Thoughts On Aging

A macro photograph of a colourful cake with a number three candle.

Yesterday was my birthday. It was a relatively nice day—don’t have huge complaints or worries about it.

But it was an obvious reminder of 1) my mortality; and 2) aging.

The concept of time is very obtuse to me. I don’t quite understand it. This is how I feel about birthdays.

Age is a nebulous thing to me. I often forget how old I am not because I think I’m older or younger than I am—it’s just difficult for me to believe my age is some way to explain my growth or experience.

Because your age doesn’t define the experiences you have.

Where I live, it’s illegal to buy alcohol under the age of 19; it is illegal to drive under the age of 16; and yet these are not definitive of people’s experiences. Kids under 19 drink, and kids under 16 have had the opportunity to get behind the wheel of a car.

I guess it’s just really hard for me to understand how so many actions can be defined or justified by our orbit around a giant ball of blazing gas. That’s the real gist of this post. I don’t get it. I don’t understand how age denotes maturity, experience, or qualification.

Like, yeah, of course I’m not going to say that 10-year-olds are mature, experience, and qualified enough to drive a car. When it’s in the younger years, the pre-pubescent years, the years where you need to buy new shoes because your feet keep growing—that’s different.

But now, post-pubescent and reaching a point of—dare I say it—stasis and decay… My age really shouldn’t matter too much. How old someone is doesn’t say how smart they are, how much they know about something, how experienced they are with it. Hell, I started working with HTML and CSS when I was 13, but I’m not going to tout 7+ years of experience—because no employer would look at my age and believe me. They wouldn’t believe I would’ve been self-teaching in different skills throughout my teenage years. Because, for some reason, your teenage years get discredited. What you do in your teens somehow doesn’t have the same impact as what you did after you turned 18 or after you started post-secondary school.

I hate liminal stages in life. Between infancy and childhood. Between childhood and teen. Between teen and young adult. Between young adult and adult. Between adult and elder.

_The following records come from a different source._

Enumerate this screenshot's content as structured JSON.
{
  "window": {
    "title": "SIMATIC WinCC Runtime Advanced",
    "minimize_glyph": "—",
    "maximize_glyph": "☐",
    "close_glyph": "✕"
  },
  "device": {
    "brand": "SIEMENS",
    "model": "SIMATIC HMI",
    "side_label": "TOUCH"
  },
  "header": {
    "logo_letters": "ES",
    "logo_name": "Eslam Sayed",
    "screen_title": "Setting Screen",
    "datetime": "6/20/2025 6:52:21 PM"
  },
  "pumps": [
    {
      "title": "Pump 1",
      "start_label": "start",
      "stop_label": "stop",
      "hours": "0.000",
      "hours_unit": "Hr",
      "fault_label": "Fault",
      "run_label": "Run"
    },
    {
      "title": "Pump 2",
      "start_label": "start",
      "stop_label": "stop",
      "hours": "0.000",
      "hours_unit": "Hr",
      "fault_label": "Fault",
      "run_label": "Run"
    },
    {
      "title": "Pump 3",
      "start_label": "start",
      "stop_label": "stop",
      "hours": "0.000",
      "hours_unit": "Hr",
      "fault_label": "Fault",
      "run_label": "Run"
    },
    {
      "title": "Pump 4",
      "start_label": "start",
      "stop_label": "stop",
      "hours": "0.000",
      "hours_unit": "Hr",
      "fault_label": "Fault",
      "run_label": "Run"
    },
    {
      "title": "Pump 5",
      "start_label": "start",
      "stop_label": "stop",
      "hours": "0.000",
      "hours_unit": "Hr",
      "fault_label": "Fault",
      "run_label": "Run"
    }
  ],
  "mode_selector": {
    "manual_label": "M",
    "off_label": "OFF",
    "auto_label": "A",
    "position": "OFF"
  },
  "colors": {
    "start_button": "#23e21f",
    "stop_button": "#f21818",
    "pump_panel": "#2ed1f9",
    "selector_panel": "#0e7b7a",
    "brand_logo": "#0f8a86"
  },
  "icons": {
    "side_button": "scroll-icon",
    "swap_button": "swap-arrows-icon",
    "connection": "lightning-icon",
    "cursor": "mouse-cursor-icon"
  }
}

I’m between young adult and adult, and I don’t like it, and there isn’t much I can do about the people who judge me based on 1) how old I am; or 2) how old I look.

Anyway, happy birthday to me. Another package of seasons in my life have passed by.